|Graefenhan, Tom - CBS, THE NETHERLANDS|
|Benny, Gerald - UNIVERSITY OF FLORIDA|
|Kirk, Paul - IMI, UNITED KINGDOM|
Submitted to: Inoculum
Publication Type: Abstract Only
Publication Acceptance Date: June 16, 1998
Publication Date: N/A
Technical Abstract: Members of the Piptocephalidaceae are obligate parasites mostly of Mucorales. The family now comprises three genera, Piptocephalis, Kuzuhaea and Syncephalis, which can be found in dung, soil and leaf litter. In a phylogenetic tree inferred from 18S rDNA sequence data, a separate Syncephalis clade is identified that warrants the exclusion of Syncephalis from the family. The major divergence between this and the two remaining genera is also underlined by structural and ecological observations. About 200 isolates of Piptocephalis were critically examined. Thus far, 29 taxa have been described in the genus, 18 of which are recognized as distinct species, seven being doubtful and four names synonymous. Approximately ten new species await description. A first subdivision of the genus is based on the spore heads being either dry or forming a liquid droplet. The shape of the head-cells and the number of spores delimited in a merosporangium were found to be stable and valuable taxonomic characters, followed by branching pattern and septation of the sporophores.

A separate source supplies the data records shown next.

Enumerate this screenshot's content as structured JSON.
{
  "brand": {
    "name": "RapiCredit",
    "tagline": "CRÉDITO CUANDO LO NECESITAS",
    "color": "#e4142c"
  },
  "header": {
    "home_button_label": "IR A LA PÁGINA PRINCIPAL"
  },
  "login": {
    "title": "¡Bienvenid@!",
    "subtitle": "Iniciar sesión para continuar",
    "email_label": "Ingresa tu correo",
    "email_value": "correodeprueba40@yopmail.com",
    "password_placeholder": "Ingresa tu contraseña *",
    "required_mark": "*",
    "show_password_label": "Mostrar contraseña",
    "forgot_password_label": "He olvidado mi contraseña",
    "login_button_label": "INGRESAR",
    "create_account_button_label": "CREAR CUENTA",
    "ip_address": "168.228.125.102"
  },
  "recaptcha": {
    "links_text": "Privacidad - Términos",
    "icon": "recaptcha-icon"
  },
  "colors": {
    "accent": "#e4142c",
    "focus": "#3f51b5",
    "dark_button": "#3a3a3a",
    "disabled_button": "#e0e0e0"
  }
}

Zygospores arise from parallel or pincer-shaped suspensors and can have a variously sculptured exospore wall.